In a way, it’s no coincidence. Advancing equity and eliminating discrimination are Nimmo and LeeKeenan’s longtime passions, so it’s no surprise that their voices should be among those crying out for change. It just happens that more people may be paying attention right now. By the end of this year, filming should be a wrap on Reflecting on Anti-Bias Education in Practice, which will feature an analysis of anti-bias strategies in early childhood classrooms. What’s different about this film is its direct focus on teachers’ own reflections, rather than solely relying upon experts and research. This offers crucial insight into the complexities of practicing anti-bias teaching in real-life settings.
Associate Professor Holly Lawson and Assistant Professor Amy Parker led the charge to land a $1.22 million federal grant that will help Portland State University College of Education (COE) students pay their tuition and will create a new COE class.
“I feel good that we can provide this funding and these opportunities to students,” says Lawson, principal investigator on the grant.
The U.S. Department of Education’s Office of Special Education Programs is funding the five-year grant for the Interdisciplinary Distance Educators Advancing Low-Incidence Students (IDEALS) project, which officially launched this week.
IDEALS will support COE graduate students’ tuition and teach them how to best provide distance learning in science, technology, engineering and math (STEM) to students with visual loss, including those with additional disabilities.
The VIL and O&M programs train teachers of students with vision impairments (TSVIs) and O&M teachers; a key aspect of the IDEALS project entails addressing a shortage of educators who specialize in these areas. Parker says Lawson offered an incredible service at a time of need in the special education field.
“She displayed brilliant leadership in crafting this grant,” says Parker, co-principal investigator of the grant.
Brand-new College of Education (COE) tenure-track Assistant Professor Shanté Stuart McQueen likes to joke that, other than her academic abilities, she has no secret talent.
But since she gave birth to 4-month-old Memphis, she’s discovered that’s not true. McQueen’s gifted with an innate nurturing quality, a secret parenting power. However, she is quick to note that she has had a great deal of support, both as an academic and a mother.
“I’m really appreciative for my friends and family, all the people who supported us,” she said in an interview last week with Memphis in her arms. “I couldn’t have gotten where I’m at without my friends and family, the people in L.A. and out here in Pittsburgh, who just kept me going.”
While her loved ones may have kept her going, McQueen, who grew up in Oregon, is an undeniably astonishing professional, a coup for the COE’s Curriculum & Instruction Department. She starts at the COE in September and is currently working at the University of Pittsburgh as a postdoctoral fellow at the Center on Race and Social Problems. In addition to her experience, McQueen holds a teaching credential, a master’s in education and a Ph.D. in education from the University of California, Los Angeles.

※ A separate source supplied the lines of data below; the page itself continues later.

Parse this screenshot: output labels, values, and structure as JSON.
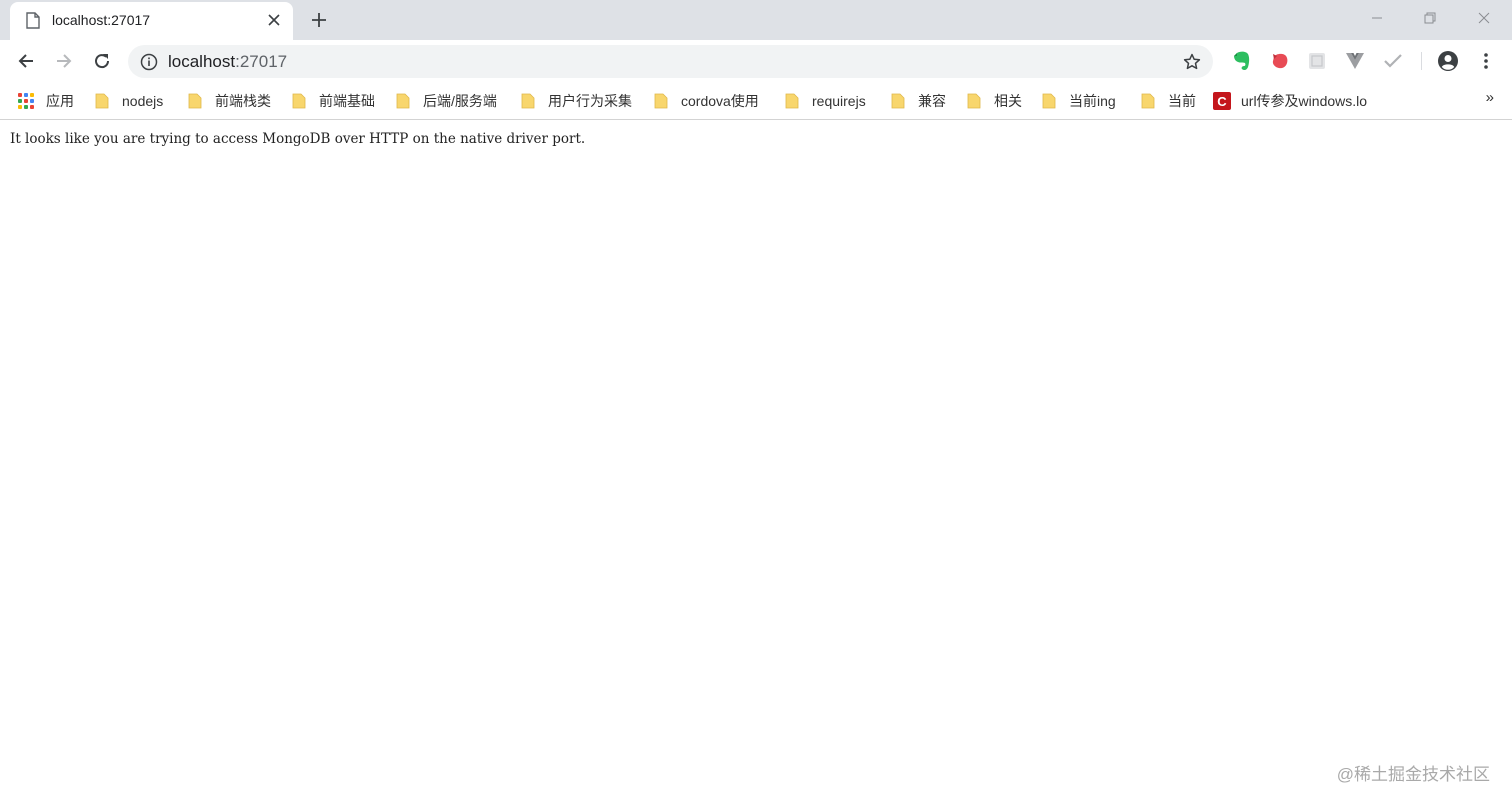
{
  "tab": {
    "title": "localhost:27017"
  },
  "address_bar": {
    "host": "localhost",
    "port": ":27017"
  },
  "bookmarks": [
    {
      "label": "应用",
      "type": "apps"
    },
    {
      "label": "nodejs",
      "type": "folder"
    },
    {
      "label": "前端栈类",
      "type": "folder"
    },
    {
      "label": "前端基础",
      "type": "folder"
    },
    {
      "label": "后端/服务端",
      "type": "folder"
    },
    {
      "label": "用户行为采集",
      "type": "folder"
    },
    {
      "label": "cordova使用",
      "type": "folder"
    },
    {
      "label": "requirejs",
      "type": "folder"
    },
    {
      "label": "兼容",
      "type": "folder"
    },
    {
      "label": "相关",
      "type": "folder"
    },
    {
      "label": "当前ing",
      "type": "folder"
    },
    {
      "label": "当前",
      "type": "folder"
    },
    {
      "label": "url传参及windows.lo",
      "type": "link"
    }
  ],
  "bookmarks_overflow": "»",
  "page": {
    "message": "It looks like you are trying to access MongoDB over HTTP on the native driver port."
  },
  "watermark": "@稀土掘金技术社区",
  "colors": {
    "tabstrip": "#dee1e6",
    "omnibox": "#f1f3f4",
    "folder": "#f8d66d",
    "evernote": "#2dbe60"
  },
  "icons": {
    "tab": "page-icon",
    "close": "close-icon",
    "new_tab": "plus-icon",
    "back": "back-arrow-icon",
    "forward": "forward-arrow-icon",
    "reload": "reload-icon",
    "info": "info-icon",
    "bookmark": "star-icon",
    "extensions": [
      "evernote-icon",
      "red-blob-icon",
      "grey-square-icon",
      "vue-devtools-icon",
      "checkmark-icon"
    ],
    "profile": "account-icon",
    "menu": "kebab-menu-icon"
  }
}
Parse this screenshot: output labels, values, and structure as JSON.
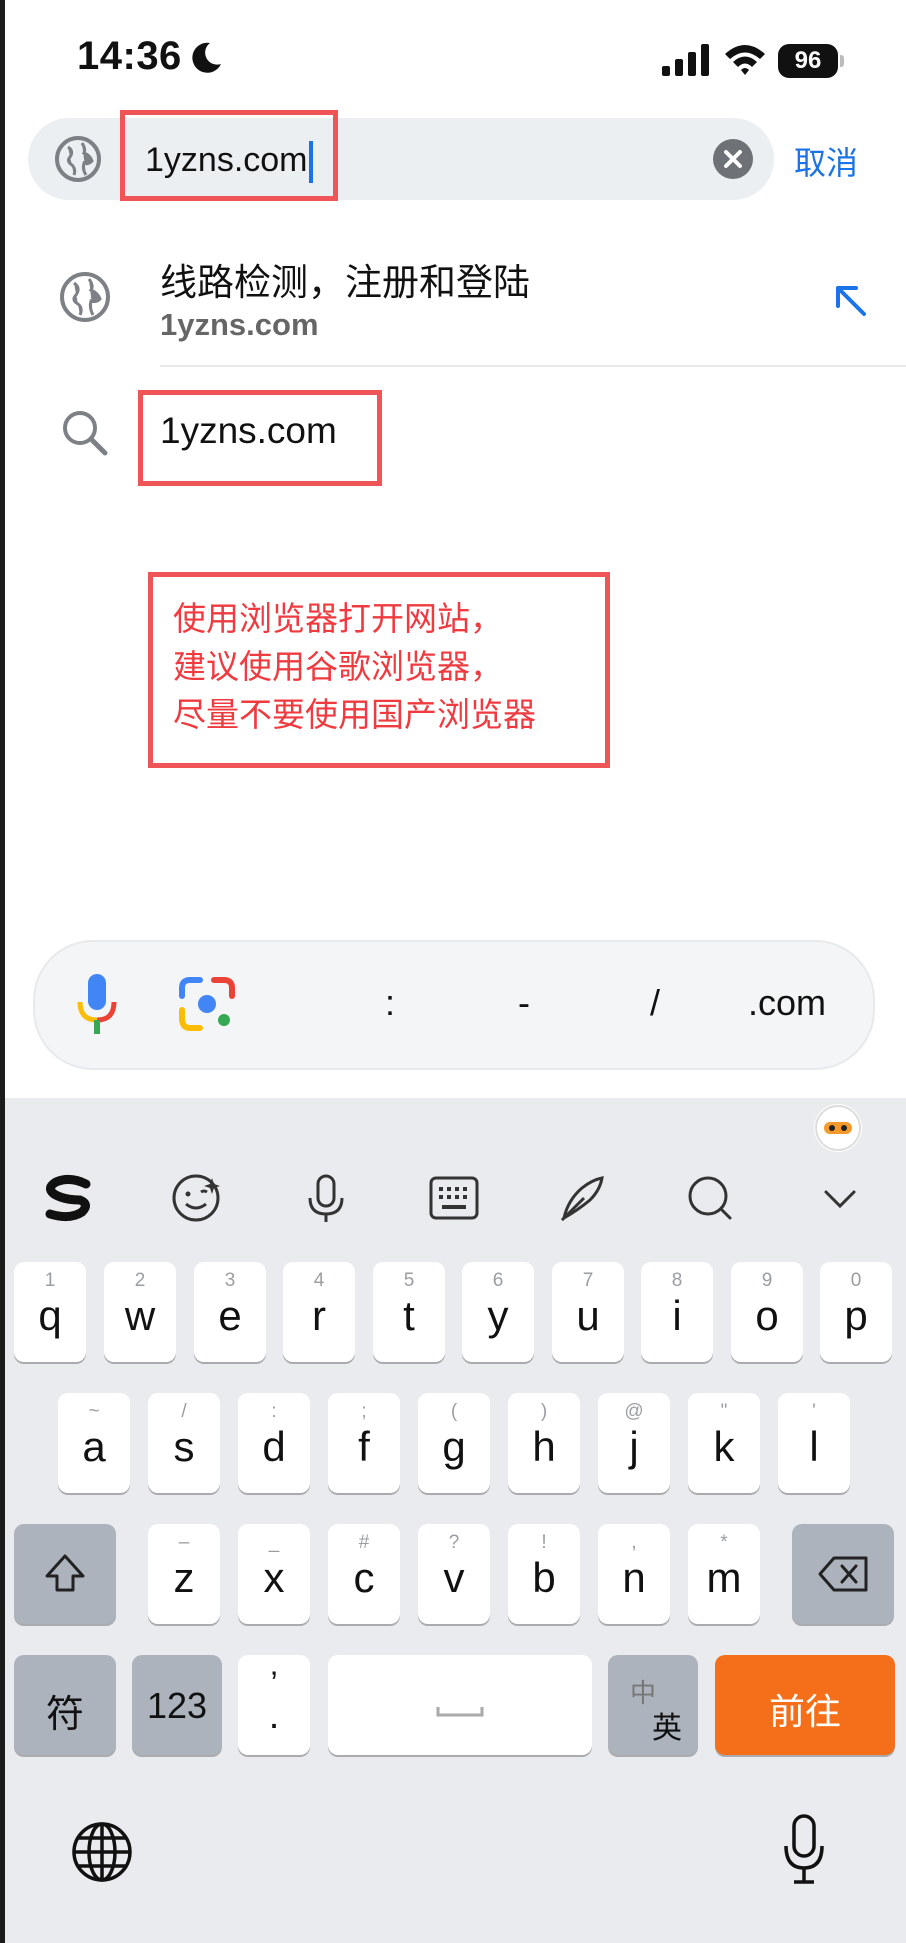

McQueen boasts experience at and degrees from highly regarded universities, and she also possesses a prowess for research — and acquiring the grants to bring her ideas from conception to information collection.
Among her proudest accomplishments is a grant that will “be shaping a lot of my work at PSU,” she explained. She is the co-principal investigator for The Just Discipline Project: Implementing Restorative and Relational Approaches to School Discipline in Urban Schools. The funder is the Heinz Foundation, which awarded $250,000 for the project.